The rate of Arctic sea ice loss was somewhat slow through much of July, lowering prospects for a new record low minimum extent in September. The month as a whole was marked by widespread low pressure over most of the Arctic Ocean, which was much more extensive than recorded for June.
Overview of conditions
The seasonal decline in Arctic sea ice extent was fairly rapid during the first week of July, but slowed later in the month. The monthly average extent for July 2021 was 7.69 million square kilometers (2.97 million square miles). This was 400,000 square kilometers (154,000 square miles) above the record low for the month set in 2020 and 1.78 million square kilometers (687,000 square miles) below the 1981 to 2010 average. The average extent for the month ranks fourth lowest in the passive microwave satellite record. The rapid ice loss in the Laptev Sea early in the melt season has slowed, but extent in the Laptev remains well below average. Ice extent in the Beaufort and Chukchi Seas continues to be near the long-term average.
Conditions in context
At the start of July, sea ice extent was above the levels recorded in 2012, the year that ended up with the lowest September ice extent in the satellite record. However, fairly rapid ice loss during the first week of July brought extent below 2012 levels. From July 4 to July 9, the 2021 extent was the lowest in the satellite record for that time of the year. However, the loss rate then slowed, and by late July, 2021 extent was tracking above 2020, 2019, 2011, and 2007 (Figure 2a). Overall, sea ice extent decreased by 2.96 million square kilometers (1.14 million square miles) during July 2021. This corresponds to an average loss of 95,300 square kilometers (36,800 square miles) per day, slightly faster than the 1981 to 2010 July average daily loss.

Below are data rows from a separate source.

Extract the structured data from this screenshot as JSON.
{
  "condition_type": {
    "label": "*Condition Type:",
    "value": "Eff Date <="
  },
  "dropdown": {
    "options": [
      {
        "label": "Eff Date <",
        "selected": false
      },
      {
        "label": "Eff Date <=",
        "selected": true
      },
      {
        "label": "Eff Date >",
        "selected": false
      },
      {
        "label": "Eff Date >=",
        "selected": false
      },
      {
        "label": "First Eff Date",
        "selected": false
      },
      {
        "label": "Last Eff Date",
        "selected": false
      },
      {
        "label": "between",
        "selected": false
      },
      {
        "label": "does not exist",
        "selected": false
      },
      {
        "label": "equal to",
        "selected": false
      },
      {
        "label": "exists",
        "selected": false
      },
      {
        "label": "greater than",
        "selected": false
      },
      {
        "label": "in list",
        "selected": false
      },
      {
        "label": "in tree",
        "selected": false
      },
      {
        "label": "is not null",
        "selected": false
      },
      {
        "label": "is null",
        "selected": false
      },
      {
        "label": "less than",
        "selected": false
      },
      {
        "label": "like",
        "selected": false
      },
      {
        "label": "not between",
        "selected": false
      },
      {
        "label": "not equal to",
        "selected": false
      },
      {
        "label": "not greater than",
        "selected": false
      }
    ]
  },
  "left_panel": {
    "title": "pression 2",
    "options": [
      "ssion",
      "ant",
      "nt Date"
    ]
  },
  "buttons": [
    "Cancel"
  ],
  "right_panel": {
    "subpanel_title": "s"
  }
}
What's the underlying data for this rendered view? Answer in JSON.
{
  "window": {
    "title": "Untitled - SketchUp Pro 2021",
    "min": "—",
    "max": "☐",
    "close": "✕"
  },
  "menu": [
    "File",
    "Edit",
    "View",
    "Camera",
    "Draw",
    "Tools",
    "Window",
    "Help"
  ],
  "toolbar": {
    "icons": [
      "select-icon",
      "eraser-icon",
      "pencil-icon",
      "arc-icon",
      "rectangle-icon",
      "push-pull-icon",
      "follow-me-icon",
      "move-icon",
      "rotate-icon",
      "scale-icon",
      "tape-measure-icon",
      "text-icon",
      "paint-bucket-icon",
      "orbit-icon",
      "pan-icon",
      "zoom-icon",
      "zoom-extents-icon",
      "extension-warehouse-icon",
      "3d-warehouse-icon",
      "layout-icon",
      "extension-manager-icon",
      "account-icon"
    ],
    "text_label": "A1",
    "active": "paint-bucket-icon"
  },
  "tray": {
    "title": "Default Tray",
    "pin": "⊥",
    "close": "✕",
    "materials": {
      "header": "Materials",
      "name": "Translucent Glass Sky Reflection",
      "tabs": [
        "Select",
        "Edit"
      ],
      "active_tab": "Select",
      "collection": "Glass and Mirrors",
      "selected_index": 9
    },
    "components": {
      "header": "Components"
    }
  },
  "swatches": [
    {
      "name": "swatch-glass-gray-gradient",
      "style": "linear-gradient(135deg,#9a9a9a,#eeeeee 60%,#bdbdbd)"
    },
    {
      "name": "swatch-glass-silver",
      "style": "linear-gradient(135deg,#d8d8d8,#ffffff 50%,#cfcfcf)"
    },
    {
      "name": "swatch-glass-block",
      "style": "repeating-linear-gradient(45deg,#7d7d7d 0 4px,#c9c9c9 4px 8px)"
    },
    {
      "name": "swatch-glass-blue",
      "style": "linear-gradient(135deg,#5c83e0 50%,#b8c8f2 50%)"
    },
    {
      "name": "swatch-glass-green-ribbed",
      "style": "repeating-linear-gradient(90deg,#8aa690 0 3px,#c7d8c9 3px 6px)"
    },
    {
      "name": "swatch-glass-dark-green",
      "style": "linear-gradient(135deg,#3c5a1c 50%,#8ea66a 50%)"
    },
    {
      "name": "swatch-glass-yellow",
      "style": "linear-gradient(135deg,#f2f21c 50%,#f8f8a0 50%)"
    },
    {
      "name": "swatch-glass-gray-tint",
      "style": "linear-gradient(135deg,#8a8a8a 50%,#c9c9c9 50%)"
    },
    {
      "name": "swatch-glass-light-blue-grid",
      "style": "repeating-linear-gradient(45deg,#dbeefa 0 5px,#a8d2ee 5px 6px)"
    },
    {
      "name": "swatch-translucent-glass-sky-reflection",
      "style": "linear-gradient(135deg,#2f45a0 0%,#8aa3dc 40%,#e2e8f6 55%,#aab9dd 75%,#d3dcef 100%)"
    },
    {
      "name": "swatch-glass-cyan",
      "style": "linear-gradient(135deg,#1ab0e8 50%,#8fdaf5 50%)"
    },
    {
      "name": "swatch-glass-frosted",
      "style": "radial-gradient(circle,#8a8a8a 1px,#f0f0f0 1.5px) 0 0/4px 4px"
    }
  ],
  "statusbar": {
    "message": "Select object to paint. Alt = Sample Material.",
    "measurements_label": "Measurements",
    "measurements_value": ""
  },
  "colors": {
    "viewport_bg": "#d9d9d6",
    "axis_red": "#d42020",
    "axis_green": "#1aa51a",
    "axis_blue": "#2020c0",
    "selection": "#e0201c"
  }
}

Low pressure continued to dominate the Arctic Ocean region in July, becoming more widespread than in June, with some indications that the pattern was breaking down late in the month. Monthly mean sea level pressures were below 1,004 millibars over most of the Arctic Ocean (Figure 2b). The low pressure brought generally cloudy conditions. Air temperatures at the 925-millibar level (about 2,500 feet above the surface) were within about two degrees Celsius (4 degrees Fahrenheit) of average over nearly all of the Arctic Ocean (Figure 2c).
July 2021 compared to previous years
Through 2021, the linear rate of decline for July sea ice extent is 7.5 percent per decade. This corresponds to 70,500 square kilometers (27,200 square miles) per year. The cumulative July ice loss over the 43-year satellite record is 2.96 million square kilometers (1.14 million square miles) based on the difference in linear trend values in 2021 and 1979. The loss of ice in July since 1979 is equivalent to about ten times the size of Arizona.
Northern routes across the Arctic
In recent years, the trans-Arctic Northern Sea Route corridor along the Russian coast has become ice free, or nearly so, in summer, with significant commercial shipping transport (in general, with icebreaker escort). Things are looking different this year. While sea ice receded from the coast in the Laptev Sea several weeks ago, the Kara Sea coastline still remains locked in ice. In the Eastern Siberian Sea, ice remains near the coast. Whether these areas will clear of ice by the end of summer remains to be seen.
The southern route of the Northwest Passage through the channels of the Canadian Archipelago (Figure 4) is still locked in ice and seems unlikely to open in any significant way this year. However, more open summer conditions are likely in the future as temperatures continue to increase, according to a recent study in Nature Climate Change. Led by Lawrence Mudryk at Environment and Climate Change Canada, the study examines ice conditions under future warming scenarios. Based on climate model projections, the authors found that under 2 degrees Celsius (4 degrees Fahrenheit) of global warming, the target of the Paris Agreement, there is a 100 percent probability that the Northwest Passage will be navigable for at least some period by the end of summer. A caveat is that the current climate models do not necessarily capture processes that result in thick ice piling up due to winds and currents pushing ice from the Arctic Ocean into the archipelago’s channels.
Rising in the south
In the Antarctic, sea ice extent increased faster than average during July, particularly in the latter half of the month. By the end of the month, extent was above the ninetieth percentile and was eighth highest in the satellite record. Extent was higher than average in the northeastern Ross Sea and in the Southern Ocean south of Africa, extending north from the coast of Dronning Maud Land and Enderby Land. Sea ice was below average in the area west of the Peninsula (the Bellingshausen Sea). Through 2021, the linear rate of increase for July sea ice extent is 0.6 percent per decade, but the uncertainty on this trend is ±0.7 percent. While this corresponds to 9,000 square kilometers (3,500 square miles) per year, the low level of certainty on the trend means that no clear pattern has yet emerged for Southern Ocean sea ice.
Mudryk, L. R., J. Dawson, S. E. L. Howell, C. Derksen, T. A. Zagon, and M. Brady. 2021. Impact of 1, 2 and 4 °C of global warming on ship navigation in the Canadian Arctic. Nature Climate Change. doi:10.1038/s41558-021-01087-6.